» **WORK INSTRUCTION**
Copy the records below exactly as they appear.

[THE DATA]

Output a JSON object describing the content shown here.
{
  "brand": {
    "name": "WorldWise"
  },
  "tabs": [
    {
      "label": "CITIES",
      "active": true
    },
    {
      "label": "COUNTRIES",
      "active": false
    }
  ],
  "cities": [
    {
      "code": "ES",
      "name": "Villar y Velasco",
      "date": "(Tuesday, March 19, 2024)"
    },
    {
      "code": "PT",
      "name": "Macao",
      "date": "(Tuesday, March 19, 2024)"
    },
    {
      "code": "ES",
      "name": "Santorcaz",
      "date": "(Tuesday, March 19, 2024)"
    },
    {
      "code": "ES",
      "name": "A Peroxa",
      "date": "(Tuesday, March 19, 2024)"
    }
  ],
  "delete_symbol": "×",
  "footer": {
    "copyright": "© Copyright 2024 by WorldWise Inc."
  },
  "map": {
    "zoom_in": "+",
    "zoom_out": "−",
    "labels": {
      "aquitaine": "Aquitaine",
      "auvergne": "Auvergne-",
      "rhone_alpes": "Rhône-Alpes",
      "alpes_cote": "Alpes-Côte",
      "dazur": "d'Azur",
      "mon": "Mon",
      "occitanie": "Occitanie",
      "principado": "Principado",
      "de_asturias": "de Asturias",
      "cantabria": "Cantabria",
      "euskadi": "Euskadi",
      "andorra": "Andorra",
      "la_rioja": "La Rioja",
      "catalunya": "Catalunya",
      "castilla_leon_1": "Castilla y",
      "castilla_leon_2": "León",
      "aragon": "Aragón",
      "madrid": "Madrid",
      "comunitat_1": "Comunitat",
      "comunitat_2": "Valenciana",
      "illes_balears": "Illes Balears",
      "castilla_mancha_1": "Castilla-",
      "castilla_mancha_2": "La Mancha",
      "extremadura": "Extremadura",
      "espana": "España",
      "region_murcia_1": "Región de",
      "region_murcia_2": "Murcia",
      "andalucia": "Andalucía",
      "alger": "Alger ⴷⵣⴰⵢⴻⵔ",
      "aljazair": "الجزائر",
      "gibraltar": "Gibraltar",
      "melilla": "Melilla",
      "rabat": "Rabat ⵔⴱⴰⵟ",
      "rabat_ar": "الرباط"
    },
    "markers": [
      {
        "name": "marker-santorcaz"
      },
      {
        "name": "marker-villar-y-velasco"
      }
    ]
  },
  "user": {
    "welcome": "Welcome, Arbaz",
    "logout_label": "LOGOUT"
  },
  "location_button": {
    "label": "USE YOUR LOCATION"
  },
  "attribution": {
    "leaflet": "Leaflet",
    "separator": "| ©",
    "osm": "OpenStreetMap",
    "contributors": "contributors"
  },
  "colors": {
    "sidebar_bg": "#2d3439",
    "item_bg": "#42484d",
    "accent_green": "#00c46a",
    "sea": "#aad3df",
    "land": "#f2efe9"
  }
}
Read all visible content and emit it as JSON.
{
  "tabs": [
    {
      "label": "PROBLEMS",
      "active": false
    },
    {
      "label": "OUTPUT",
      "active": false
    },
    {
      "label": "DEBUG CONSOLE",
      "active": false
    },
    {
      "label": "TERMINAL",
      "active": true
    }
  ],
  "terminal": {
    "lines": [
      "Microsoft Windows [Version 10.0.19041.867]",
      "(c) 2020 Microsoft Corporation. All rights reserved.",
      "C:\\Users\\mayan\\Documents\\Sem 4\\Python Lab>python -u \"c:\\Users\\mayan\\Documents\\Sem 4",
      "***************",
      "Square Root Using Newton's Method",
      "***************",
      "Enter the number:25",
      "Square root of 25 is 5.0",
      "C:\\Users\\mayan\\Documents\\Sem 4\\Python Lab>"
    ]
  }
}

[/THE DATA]

» **RESPONSE**
Output a JSON object describing the content shown here.
{
  "brand": {
    "name": "WorldWise"
  },
  "tabs": [
    {
      "label": "CITIES",
      "active": true
    },
    {
      "label": "COUNTRIES",
      "active": false
    }
  ],
  "cities": [
    {
      "code": "ES",
      "name": "Villar y Velasco",
      "date": "(Tuesday, March 19, 2024)"
    },
    {
      "code": "PT",
      "name": "Macao",
      "date": "(Tuesday, March 19, 2024)"
    },
    {
      "code": "ES",
      "name": "Santorcaz",
      "date": "(Tuesday, March 19, 2024)"
    },
    {
      "code": "ES",
      "name": "A Peroxa",
      "date": "(Tuesday, March 19, 2024)"
    }
  ],
  "delete_symbol": "×",
  "footer": {
    "copyright": "© Copyright 2024 by WorldWise Inc."
  },
  "map": {
    "zoom_in": "+",
    "zoom_out": "−",
    "labels": {
      "aquitaine": "Aquitaine",
      "auvergne": "Auvergne-",
      "rhone_alpes": "Rhône-Alpes",
      "alpes_cote": "Alpes-Côte",
      "dazur": "d'Azur",
      "mon": "Mon",
      "occitanie": "Occitanie",
      "principado": "Principado",
      "de_asturias": "de Asturias",
      "cantabria": "Cantabria",
      "euskadi": "Euskadi",
      "andorra": "Andorra",
      "la_rioja": "La Rioja",
      "catalunya": "Catalunya",
      "castilla_leon_1": "Castilla y",
      "castilla_leon_2": "León",
      "aragon": "Aragón",
      "madrid": "Madrid",
      "comunitat_1": "Comunitat",
      "comunitat_2": "Valenciana",
      "illes_balears": "Illes Balears",
      "castilla_mancha_1": "Castilla-",
      "castilla_mancha_2": "La Mancha",
      "extremadura": "Extremadura",
      "espana": "España",
      "region_murcia_1": "Región de",
      "region_murcia_2": "Murcia",
      "andalucia": "Andalucía",
      "alger": "Alger ⴷⵣⴰⵢⴻⵔ",
      "aljazair": "الجزائر",
      "gibraltar": "Gibraltar",
      "melilla": "Melilla",
      "rabat": "Rabat ⵔⴱⴰⵟ",
      "rabat_ar": "الرباط"
    },
    "markers": [
      {
        "name": "marker-santorcaz"
      },
      {
        "name": "marker-villar-y-velasco"
      }
    ]
  },
  "user": {
    "welcome": "Welcome, Arbaz",
    "logout_label": "LOGOUT"
  },
  "location_button": {
    "label": "USE YOUR LOCATION"
  },
  "attribution": {
    "leaflet": "Leaflet",
    "separator": "| ©",
    "osm": "OpenStreetMap",
    "contributors": "contributors"
  },
  "colors": {
    "sidebar_bg": "#2d3439",
    "item_bg": "#42484d",
    "accent_green": "#00c46a",
    "sea": "#aad3df",
    "land": "#f2efe9"
  }
}
Read all visible content and emit it as JSON.
{
  "tabs": [
    {
      "label": "PROBLEMS",
      "active": false
    },
    {
      "label": "OUTPUT",
      "active": false
    },
    {
      "label": "DEBUG CONSOLE",
      "active": false
    },
    {
      "label": "TERMINAL",
      "active": true
    }
  ],
  "terminal": {
    "lines": [
      "Microsoft Windows [Version 10.0.19041.867]",
      "(c) 2020 Microsoft Corporation. All rights reserved.",
      "C:\\Users\\mayan\\Documents\\Sem 4\\Python Lab>python -u \"c:\\Users\\mayan\\Documents\\Sem 4",
      "***************",
      "Square Root Using Newton's Method",
      "***************",
      "Enter the number:25",
      "Square root of 25 is 5.0",
      "C:\\Users\\mayan\\Documents\\Sem 4\\Python Lab>"
    ]
  }
}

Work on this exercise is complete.